AIM OF THE EXERCISE: Each line that includes "timeout" must be copied from the records.

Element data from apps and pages
************

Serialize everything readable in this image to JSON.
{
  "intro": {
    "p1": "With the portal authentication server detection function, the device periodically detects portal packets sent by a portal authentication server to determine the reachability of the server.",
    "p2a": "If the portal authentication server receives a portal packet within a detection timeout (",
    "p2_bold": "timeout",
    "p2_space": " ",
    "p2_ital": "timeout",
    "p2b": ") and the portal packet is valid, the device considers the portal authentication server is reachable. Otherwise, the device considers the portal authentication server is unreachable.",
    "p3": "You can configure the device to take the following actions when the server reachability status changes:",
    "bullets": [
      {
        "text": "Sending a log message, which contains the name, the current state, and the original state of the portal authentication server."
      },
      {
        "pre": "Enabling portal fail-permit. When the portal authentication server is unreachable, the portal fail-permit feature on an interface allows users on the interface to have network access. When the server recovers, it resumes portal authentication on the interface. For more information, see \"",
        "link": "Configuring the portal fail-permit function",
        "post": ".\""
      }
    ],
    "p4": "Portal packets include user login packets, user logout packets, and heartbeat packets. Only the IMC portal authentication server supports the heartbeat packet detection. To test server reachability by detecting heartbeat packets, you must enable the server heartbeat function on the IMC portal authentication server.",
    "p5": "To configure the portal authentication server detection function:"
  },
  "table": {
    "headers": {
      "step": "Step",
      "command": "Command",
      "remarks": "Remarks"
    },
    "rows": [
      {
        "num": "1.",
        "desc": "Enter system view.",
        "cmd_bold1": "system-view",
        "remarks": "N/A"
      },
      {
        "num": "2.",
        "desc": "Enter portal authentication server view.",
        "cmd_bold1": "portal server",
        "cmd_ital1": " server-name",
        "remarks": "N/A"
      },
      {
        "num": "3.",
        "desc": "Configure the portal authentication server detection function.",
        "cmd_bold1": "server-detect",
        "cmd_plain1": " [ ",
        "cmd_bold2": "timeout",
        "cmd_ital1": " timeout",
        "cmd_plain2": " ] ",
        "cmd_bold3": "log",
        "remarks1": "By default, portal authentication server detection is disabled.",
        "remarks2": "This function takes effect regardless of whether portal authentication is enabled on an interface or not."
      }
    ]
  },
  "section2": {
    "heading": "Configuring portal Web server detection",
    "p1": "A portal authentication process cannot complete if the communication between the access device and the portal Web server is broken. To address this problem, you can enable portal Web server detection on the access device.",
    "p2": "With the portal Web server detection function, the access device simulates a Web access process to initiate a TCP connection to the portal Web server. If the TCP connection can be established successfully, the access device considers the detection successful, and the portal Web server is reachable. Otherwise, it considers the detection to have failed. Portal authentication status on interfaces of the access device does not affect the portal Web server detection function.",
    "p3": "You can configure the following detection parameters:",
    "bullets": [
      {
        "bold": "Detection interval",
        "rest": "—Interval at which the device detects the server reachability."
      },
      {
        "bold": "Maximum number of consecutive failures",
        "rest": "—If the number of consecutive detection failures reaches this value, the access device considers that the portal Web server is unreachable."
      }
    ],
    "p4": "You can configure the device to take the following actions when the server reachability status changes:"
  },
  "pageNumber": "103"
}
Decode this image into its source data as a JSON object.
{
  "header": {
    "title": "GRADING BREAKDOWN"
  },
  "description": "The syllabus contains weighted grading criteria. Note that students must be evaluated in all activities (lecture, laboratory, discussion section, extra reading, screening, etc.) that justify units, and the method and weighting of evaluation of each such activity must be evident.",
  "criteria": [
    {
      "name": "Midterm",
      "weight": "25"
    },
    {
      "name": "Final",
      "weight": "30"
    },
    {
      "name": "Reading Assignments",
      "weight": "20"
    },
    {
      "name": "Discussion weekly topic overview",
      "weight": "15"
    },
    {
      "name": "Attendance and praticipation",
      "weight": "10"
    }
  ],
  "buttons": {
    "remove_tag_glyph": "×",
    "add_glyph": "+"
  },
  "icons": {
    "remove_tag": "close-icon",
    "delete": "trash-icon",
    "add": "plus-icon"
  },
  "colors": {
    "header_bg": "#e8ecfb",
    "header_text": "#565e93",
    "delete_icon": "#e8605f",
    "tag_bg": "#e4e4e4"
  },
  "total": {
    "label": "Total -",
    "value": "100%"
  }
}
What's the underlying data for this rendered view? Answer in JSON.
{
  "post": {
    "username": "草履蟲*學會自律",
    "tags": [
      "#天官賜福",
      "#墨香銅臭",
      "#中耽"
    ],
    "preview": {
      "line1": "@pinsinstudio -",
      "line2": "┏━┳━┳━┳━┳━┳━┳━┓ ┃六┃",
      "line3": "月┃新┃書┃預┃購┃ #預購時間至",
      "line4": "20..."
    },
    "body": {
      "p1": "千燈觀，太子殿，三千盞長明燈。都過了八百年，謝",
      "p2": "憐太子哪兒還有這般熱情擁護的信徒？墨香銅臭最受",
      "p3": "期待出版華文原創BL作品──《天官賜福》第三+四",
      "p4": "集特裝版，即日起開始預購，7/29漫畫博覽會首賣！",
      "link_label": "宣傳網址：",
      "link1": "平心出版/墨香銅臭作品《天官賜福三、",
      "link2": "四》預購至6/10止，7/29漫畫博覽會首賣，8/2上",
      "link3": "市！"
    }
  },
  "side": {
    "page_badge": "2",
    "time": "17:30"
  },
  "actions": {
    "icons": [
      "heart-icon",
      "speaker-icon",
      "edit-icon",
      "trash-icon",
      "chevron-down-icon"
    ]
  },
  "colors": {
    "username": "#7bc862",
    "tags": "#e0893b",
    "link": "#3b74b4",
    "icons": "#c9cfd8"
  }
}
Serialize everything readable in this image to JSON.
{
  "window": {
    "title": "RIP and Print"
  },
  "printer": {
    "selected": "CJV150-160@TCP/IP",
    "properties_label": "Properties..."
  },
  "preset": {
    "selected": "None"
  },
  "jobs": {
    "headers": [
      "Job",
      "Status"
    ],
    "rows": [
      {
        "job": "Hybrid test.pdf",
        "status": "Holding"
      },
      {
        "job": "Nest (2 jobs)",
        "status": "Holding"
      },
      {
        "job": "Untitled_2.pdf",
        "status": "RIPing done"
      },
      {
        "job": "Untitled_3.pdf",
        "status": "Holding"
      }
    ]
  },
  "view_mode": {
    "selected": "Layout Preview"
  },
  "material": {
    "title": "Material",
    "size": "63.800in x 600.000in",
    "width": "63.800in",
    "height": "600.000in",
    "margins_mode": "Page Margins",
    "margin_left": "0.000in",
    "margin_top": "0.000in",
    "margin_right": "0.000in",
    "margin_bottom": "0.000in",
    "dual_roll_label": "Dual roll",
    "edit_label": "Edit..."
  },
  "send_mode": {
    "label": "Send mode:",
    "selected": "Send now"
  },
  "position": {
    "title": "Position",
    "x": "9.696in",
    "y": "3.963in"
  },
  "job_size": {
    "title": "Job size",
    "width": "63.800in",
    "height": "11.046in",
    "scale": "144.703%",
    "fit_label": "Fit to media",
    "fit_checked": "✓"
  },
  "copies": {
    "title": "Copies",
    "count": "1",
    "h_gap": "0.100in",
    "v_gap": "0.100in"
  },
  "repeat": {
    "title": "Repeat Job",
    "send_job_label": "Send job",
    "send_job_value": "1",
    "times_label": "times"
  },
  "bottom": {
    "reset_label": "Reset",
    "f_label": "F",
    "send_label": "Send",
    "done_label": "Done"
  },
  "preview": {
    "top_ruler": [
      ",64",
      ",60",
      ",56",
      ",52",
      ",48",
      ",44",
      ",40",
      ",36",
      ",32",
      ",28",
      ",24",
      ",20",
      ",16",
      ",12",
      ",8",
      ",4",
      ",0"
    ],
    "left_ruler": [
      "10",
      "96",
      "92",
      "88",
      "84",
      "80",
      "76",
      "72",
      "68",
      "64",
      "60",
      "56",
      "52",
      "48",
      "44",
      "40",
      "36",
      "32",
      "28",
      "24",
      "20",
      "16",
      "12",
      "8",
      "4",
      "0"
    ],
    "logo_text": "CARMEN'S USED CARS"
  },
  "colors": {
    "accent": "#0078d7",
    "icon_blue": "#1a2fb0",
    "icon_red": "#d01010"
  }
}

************

RESPONSE TO THIS EXERCISE:
    "p2a": "If the portal authentication server receives a portal packet within a detection timeout (",
    "p2_bold": "timeout",
    "p2_ital": "timeout",
        "cmd_bold2": "timeout",
        "cmd_ital1": " timeout",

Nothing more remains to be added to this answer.